The FDA and the DHHS rules differ significantly. As NGHS policy accepts the Common Rule as the minimum standard, all studies will need to meet this standard first.
The IRB may approve a consent process that does not include some or all of the elements of informed consent or may waive the process. Generally, there are three sets of circumstances under which the regulations give the IRB authority to waive the required informed consent, provided the IRB finds and documents that the study/research meets criteria identified by regulations:
Public Benefit or Service Programs Research
The research or demonstration project is to be conducted by or subject to the approval of state or local government officials and is designed to study, evaluate or otherwise examine:
- Public benefit or service programs,
- Procedures for obtaining benefits or services under those programs,
- Possible changes in or alternatives to those programs or procedures, or
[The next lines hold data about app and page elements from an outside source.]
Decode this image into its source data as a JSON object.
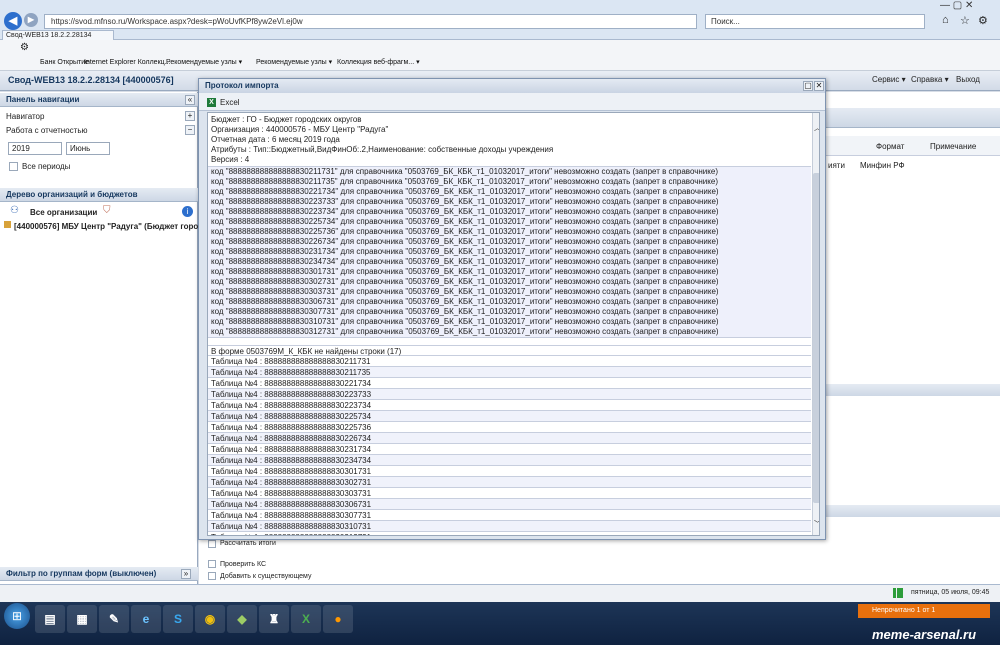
{
  "browser": {
    "address": "https://svod.mfnso.ru/Workspace.aspx?desk=pWoUvfKPf8yw2eVl.ej0w",
    "search_placeholder": "Поиск...",
    "tab_title": "Свод-WEB13 18.2.2.28134",
    "favorites": [
      "Банк Открытие",
      "Internet Explorer Коллекц...",
      "Рекомендуемые узлы ▾",
      "Рекомендуемые узлы ▾",
      "Коллекция веб-фрагм... ▾"
    ]
  },
  "app": {
    "title": "Свод-WEB13 18.2.2.28134 [440000576]",
    "menu": [
      "Сервис ▾",
      "Справка ▾",
      "Выход"
    ]
  },
  "left_panel": {
    "header": "Панель навигации",
    "navigator": "Навигатор",
    "report_mode": "Работа с отчетностью",
    "year": "2019",
    "month": "Июнь",
    "all_periods": "Все периоды",
    "tree_header": "Дерево организаций и бюджетов",
    "all_orgs": "Все организации",
    "org_item": "[440000576] МБУ Центр \"Радуга\" (Бюджет горо",
    "filter_header": "Фильтр по группам форм (выключен)"
  },
  "right_grid": {
    "columns": [
      "Формат",
      "Примечание"
    ],
    "cell_partial": "ияти",
    "cell_format": "Минфин РФ",
    "calc_totals": "Рассчитать итоги",
    "check_ks": "Проверить КС",
    "add_existing": "Добавить к существующему"
  },
  "dialog": {
    "title": "Протокол импорта",
    "excel_label": "Excel",
    "info_lines": [
      "Бюджет : ГО - Бюджет городских округов",
      "Организация : 440000576 - МБУ Центр \"Радуга\"",
      "Отчетная дата : 6 месяц 2019 года",
      "Атрибуты : Тип::Бюджетный,ВидФинОб:.2,Наименование: собственные доходы учреждения",
      "Версия : 4"
    ],
    "error_lines": [
      "код \"888888888888888830211731\" для справочника \"0503769_БК_КБК_т1_01032017_итоги\" невозможно создать (запрет в справочнике)",
      "код \"888888888888888830211735\" для справочника \"0503769_БК_КБК_т1_01032017_итоги\" невозможно создать (запрет в справочнике)",
      "код \"888888888888888830221734\" для справочника \"0503769_БК_КБК_т1_01032017_итоги\" невозможно создать (запрет в справочнике)",
      "код \"888888888888888830223733\" для справочника \"0503769_БК_КБК_т1_01032017_итоги\" невозможно создать (запрет в справочнике)",
      "код \"888888888888888830223734\" для справочника \"0503769_БК_КБК_т1_01032017_итоги\" невозможно создать (запрет в справочнике)",
      "код \"888888888888888830225734\" для справочника \"0503769_БК_КБК_т1_01032017_итоги\" невозможно создать (запрет в справочнике)",
      "код \"888888888888888830225736\" для справочника \"0503769_БК_КБК_т1_01032017_итоги\" невозможно создать (запрет в справочнике)",
      "код \"888888888888888830226734\" для справочника \"0503769_БК_КБК_т1_01032017_итоги\" невозможно создать (запрет в справочнике)",
      "код \"888888888888888830231734\" для справочника \"0503769_БК_КБК_т1_01032017_итоги\" невозможно создать (запрет в справочнике)",
      "код \"888888888888888830234734\" для справочника \"0503769_БК_КБК_т1_01032017_итоги\" невозможно создать (запрет в справочнике)",
      "код \"888888888888888830301731\" для справочника \"0503769_БК_КБК_т1_01032017_итоги\" невозможно создать (запрет в справочнике)",
      "код \"888888888888888830302731\" для справочника \"0503769_БК_КБК_т1_01032017_итоги\" невозможно создать (запрет в справочнике)",
      "код \"888888888888888830303731\" для справочника \"0503769_БК_КБК_т1_01032017_итоги\" невозможно создать (запрет в справочнике)",
      "код \"888888888888888830306731\" для справочника \"0503769_БК_КБК_т1_01032017_итоги\" невозможно создать (запрет в справочнике)",
      "код \"888888888888888830307731\" для справочника \"0503769_БК_КБК_т1_01032017_итоги\" невозможно создать (запрет в справочнике)",
      "код \"888888888888888830310731\" для справочника \"0503769_БК_КБК_т1_01032017_итоги\" невозможно создать (запрет в справочнике)",
      "код \"888888888888888830312731\" для справочника \"0503769_БК_КБК_т1_01032017_итоги\" невозможно создать (запрет в справочнике)"
    ],
    "missing_header": "В форме 0503769М_К_КБК не найдены строки (17)",
    "table_rows": [
      "Таблица №4 : 888888888888888830211731",
      "Таблица №4 : 888888888888888830211735",
      "Таблица №4 : 888888888888888830221734",
      "Таблица №4 : 888888888888888830223733",
      "Таблица №4 : 888888888888888830223734",
      "Таблица №4 : 888888888888888830225734",
      "Таблица №4 : 888888888888888830225736",
      "Таблица №4 : 888888888888888830226734",
      "Таблица №4 : 888888888888888830231734",
      "Таблица №4 : 888888888888888830234734",
      "Таблица №4 : 888888888888888830301731",
      "Таблица №4 : 888888888888888830302731",
      "Таблица №4 : 888888888888888830303731",
      "Таблица №4 : 888888888888888830306731",
      "Таблица №4 : 888888888888888830307731",
      "Таблица №4 : 888888888888888830310731",
      "Таблица №4 : 888888888888888830312731"
    ]
  },
  "statusbar": {
    "datetime": "пятница, 05 июля, 09:45"
  },
  "notification": {
    "text": "Непрочитано 1 от 1"
  },
  "watermark": "meme-arsenal.ru"
}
- Possible changes in methods or levels of payment for benefits or services under those programs, and
The research could not practicably be carried out without the waiver or alteration.
45 CFR 46.116(c)
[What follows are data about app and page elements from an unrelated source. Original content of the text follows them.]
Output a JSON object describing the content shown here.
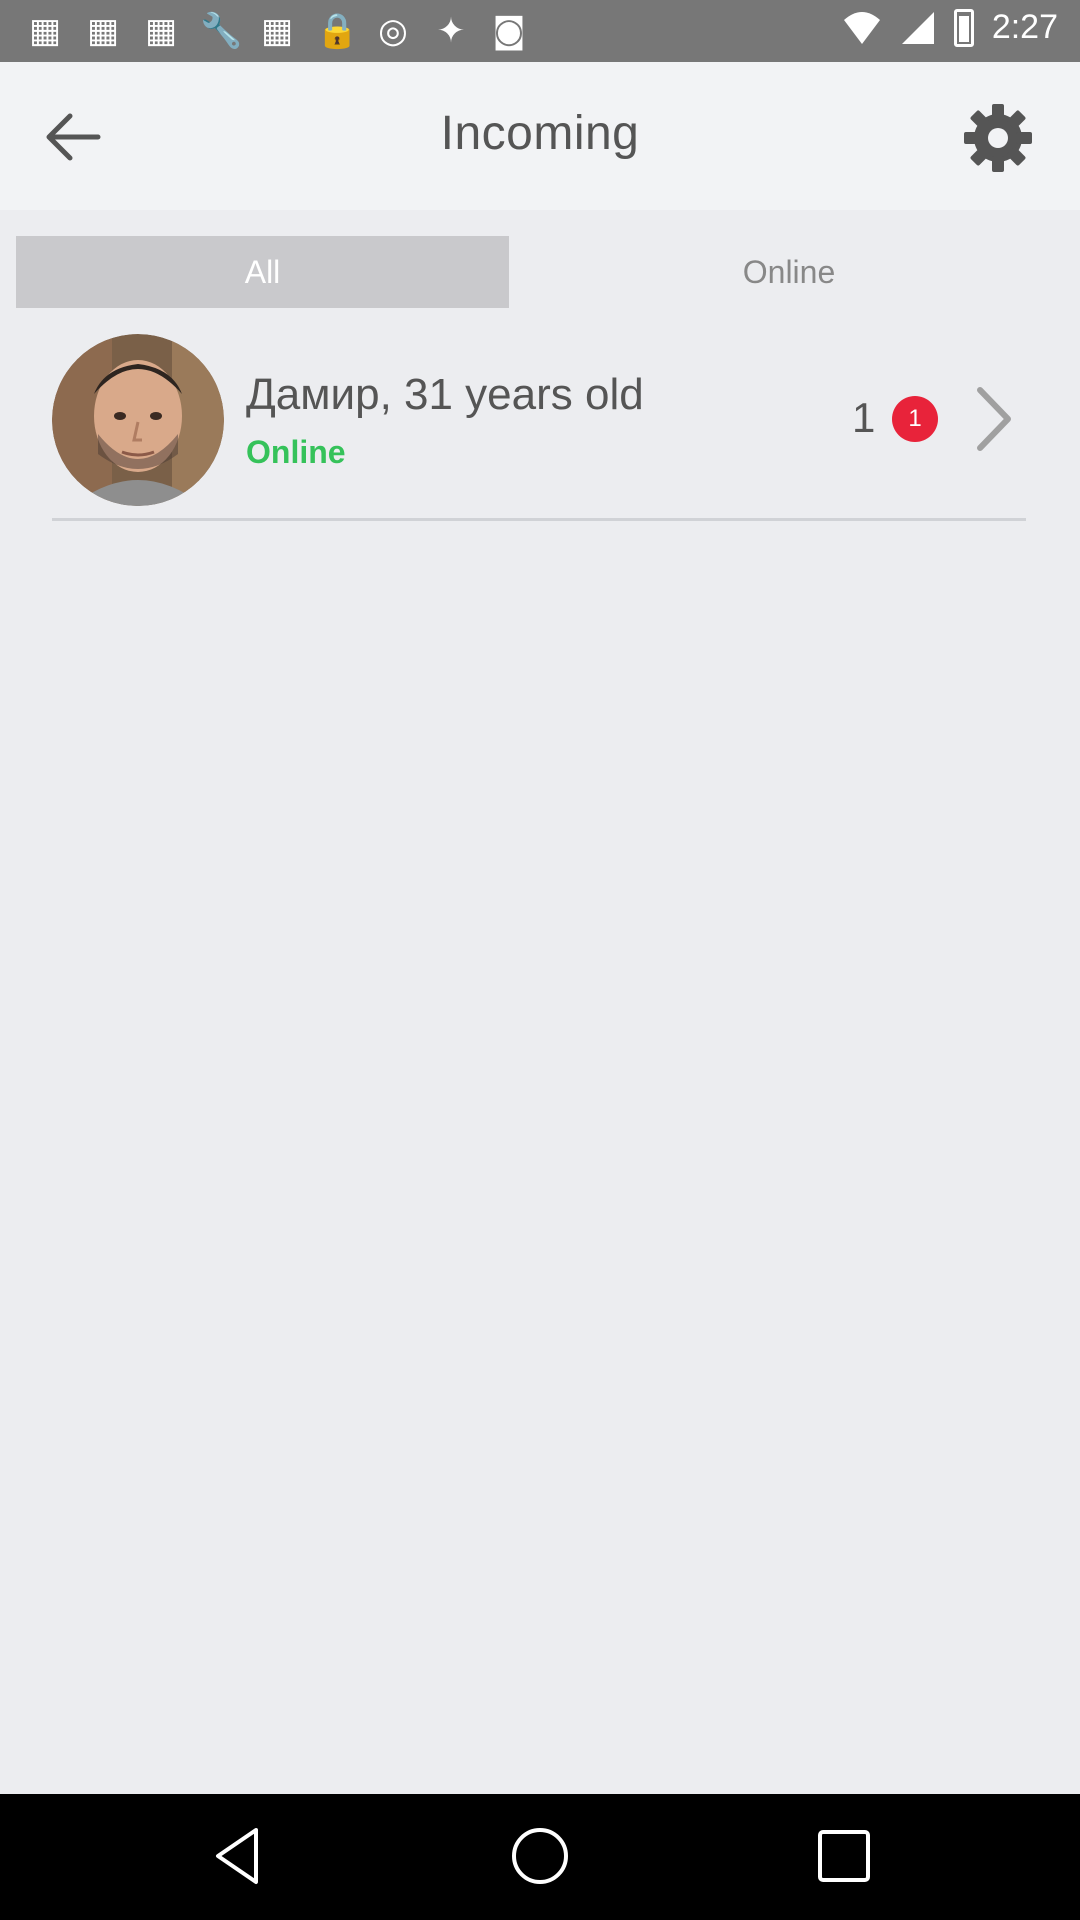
{
  "status_bar": {
    "time": "2:27",
    "icons": [
      "grid-icon",
      "grid-icon",
      "grid-icon",
      "wrench-icon",
      "grid-icon",
      "lock-icon",
      "alert-icon",
      "satellite-icon",
      "android-icon"
    ]
  },
  "header": {
    "title": "Incoming",
    "back_icon": "arrow-back-icon",
    "settings_icon": "gear-icon"
  },
  "tabs": [
    {
      "label": "All",
      "selected": true
    },
    {
      "label": "Online",
      "selected": false
    }
  ],
  "list": [
    {
      "name": "Дамир, 31 years old",
      "status": "Online",
      "count": "1",
      "badge": "1"
    }
  ],
  "colors": {
    "online_green": "#35c25a",
    "badge_red": "#e8233a",
    "tab_selected": "#c9c9cc",
    "background": "#ecedf0"
  }
}
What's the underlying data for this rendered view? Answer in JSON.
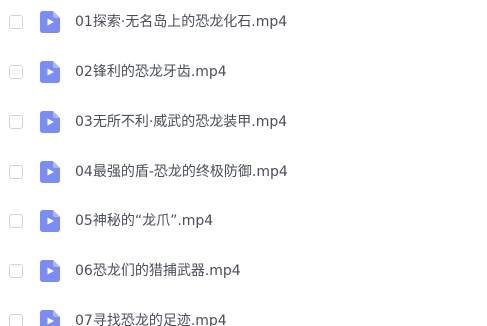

Waiver for Minimal Risk Studies
- The research involves no more than minimal risk to subjects, and
- The waiver or alteration will not adversely affect the rights and welfare of the subjects, and
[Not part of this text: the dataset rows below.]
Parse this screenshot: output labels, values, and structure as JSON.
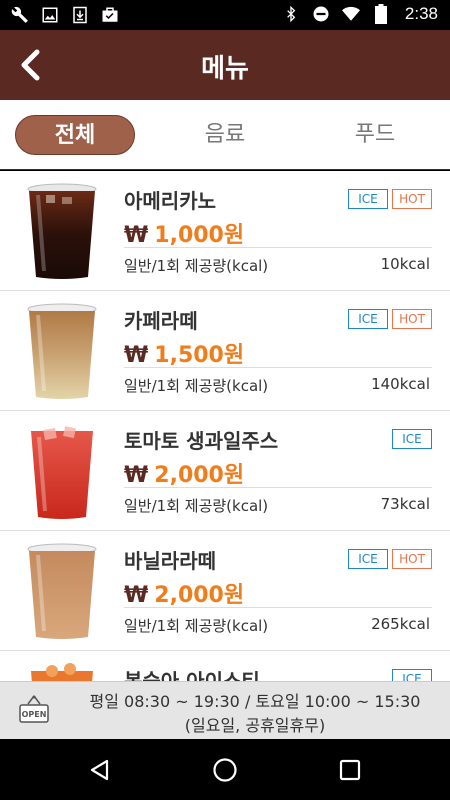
{
  "status_bar": {
    "time": "2:38",
    "left_icons": [
      "wrench-icon",
      "image-icon",
      "download-icon",
      "briefcase-check-icon"
    ],
    "right_icons": [
      "bluetooth-icon",
      "do-not-disturb-icon",
      "wifi-icon",
      "battery-icon"
    ]
  },
  "header": {
    "title": "메뉴",
    "back_icon": "chevron-left-icon",
    "color": "#5a2a22"
  },
  "tabs": [
    {
      "label": "전체",
      "active": true
    },
    {
      "label": "음료",
      "active": false
    },
    {
      "label": "푸드",
      "active": false
    }
  ],
  "menu": {
    "items": [
      {
        "name": "아메리카노",
        "currency": "₩",
        "price": "1,000원",
        "kcal_label": "일반/1회 제공량(kcal)",
        "kcal": "10kcal",
        "badges": [
          "ICE",
          "HOT"
        ]
      },
      {
        "name": "카페라떼",
        "currency": "₩",
        "price": "1,500원",
        "kcal_label": "일반/1회 제공량(kcal)",
        "kcal": "140kcal",
        "badges": [
          "ICE",
          "HOT"
        ]
      },
      {
        "name": "토마토 생과일주스",
        "currency": "₩",
        "price": "2,000원",
        "kcal_label": "일반/1회 제공량(kcal)",
        "kcal": "73kcal",
        "badges": [
          "ICE"
        ]
      },
      {
        "name": "바닐라라떼",
        "currency": "₩",
        "price": "2,000원",
        "kcal_label": "일반/1회 제공량(kcal)",
        "kcal": "265kcal",
        "badges": [
          "ICE",
          "HOT"
        ]
      },
      {
        "name": "복숭아 아이스티",
        "currency": "",
        "price": "",
        "kcal_label": "",
        "kcal": "",
        "badges": [
          "ICE"
        ]
      }
    ]
  },
  "hours": {
    "line1": "평일 08:30 ~ 19:30 / 토요일 10:00 ~ 15:30",
    "line2": "(일요일, 공휴일휴무)",
    "sign_text": "OPEN"
  },
  "nav": {
    "icons": [
      "back-triangle-icon",
      "home-circle-icon",
      "recents-square-icon"
    ]
  },
  "colors": {
    "header_brown": "#5a2a22",
    "tab_active": "#a0614b",
    "price_orange": "#f07c1a",
    "ice_blue": "#1f86c8",
    "hot_orange": "#e8734a"
  }
}
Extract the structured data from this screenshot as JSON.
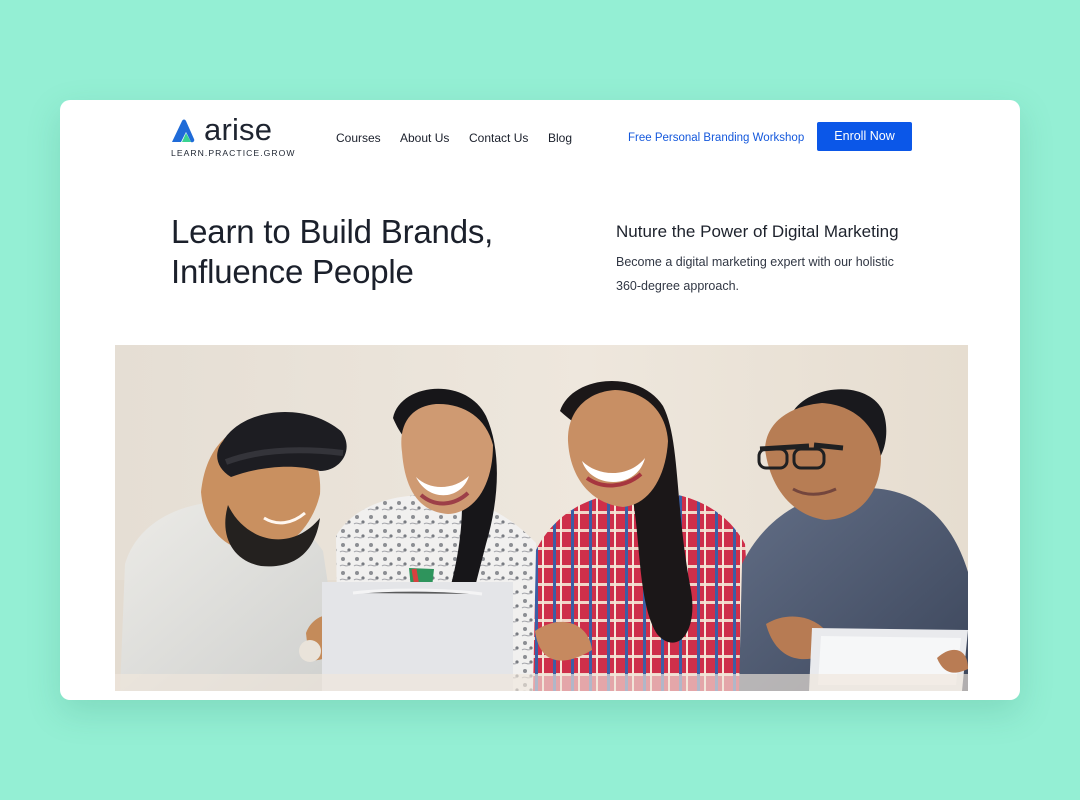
{
  "brand": {
    "name": "arise",
    "tagline": "LEARN.PRACTICE.GROW",
    "logo_icon": "arise-logo-icon",
    "colors": {
      "logo_dark": "#1f6bd8",
      "logo_light": "#39d392",
      "accent": "#0b57e8"
    }
  },
  "header": {
    "nav": [
      {
        "label": "Courses"
      },
      {
        "label": "About Us"
      },
      {
        "label": "Contact Us"
      },
      {
        "label": "Blog"
      }
    ],
    "workshop_link": "Free Personal Branding Workshop",
    "enroll_button": "Enroll Now"
  },
  "hero": {
    "title_line_1": "Learn to Build Brands,",
    "title_line_2": "Influence People",
    "subtitle": "Nuture the Power of Digital Marketing",
    "description_line_1": "Become a digital marketing expert with our holistic",
    "description_line_2": "360-degree approach."
  },
  "page": {
    "background": "#94efd4",
    "card_background": "#ffffff"
  }
}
- The research could not practicably be carried out without the waiver or alteration, and
Whenever appropriate, the subjects will be provided with additional pertinent information after participation.
45 CFR 46.116(d)
Unless all four conditions are met, informed consent shall be deemed feasible. If time permits, the investigator and an uninvolved physician must certify to the above in writing before processing. If time does not allow, such certification must be made within five days thereafter. Certification must be sent to the NGHS IRB within 5 working days.
Treatment of individual subjects/patients with an investigational test article (i.e. investigational drug, biologic product or medical device) in an emergency situation is allowed by DHHS, FDA and Georgia State Law. The obtaining of informed consent shall be deemed feasible unless, before the use of the test article, both the investigator and a physician who is not otherwise participating in the clinical investigation certify in writing all of the following:
- The subject is confronted by a life-threatening situation,
- Informed consent cannot be obtained from the subject because of an inability to communicate with or obtain legally effective consent from the subject,
- Time is not sufficient to obtain consent from the subject's legal representative, and
- There is no available alternative method of approved or generally recognized therapy that provides equal or greater likelihood of saving the life of the subject.
If immediate use of the test article is required to preserve the life of the subject and time is not sufficient to obtain an independent opinion from a physician not involved in the study, then the investigator may proceed. However, within five (5) working days following the emergency use of the article, a physician who is not otherwise participating in the research must conduct a review and evaluation of the articles used and document his/her findings.
The documentation shall be submitted to the IRB Office within five (5) working days after the article's use. Neither prior approval nor a response by the IRB is indicated, as this is not a "research protocol".
Subsequent use of the test article must be reviewed by the IRB
21 CFR 50.23(a)(b)(c)
21 CFR 312
21 CFR 812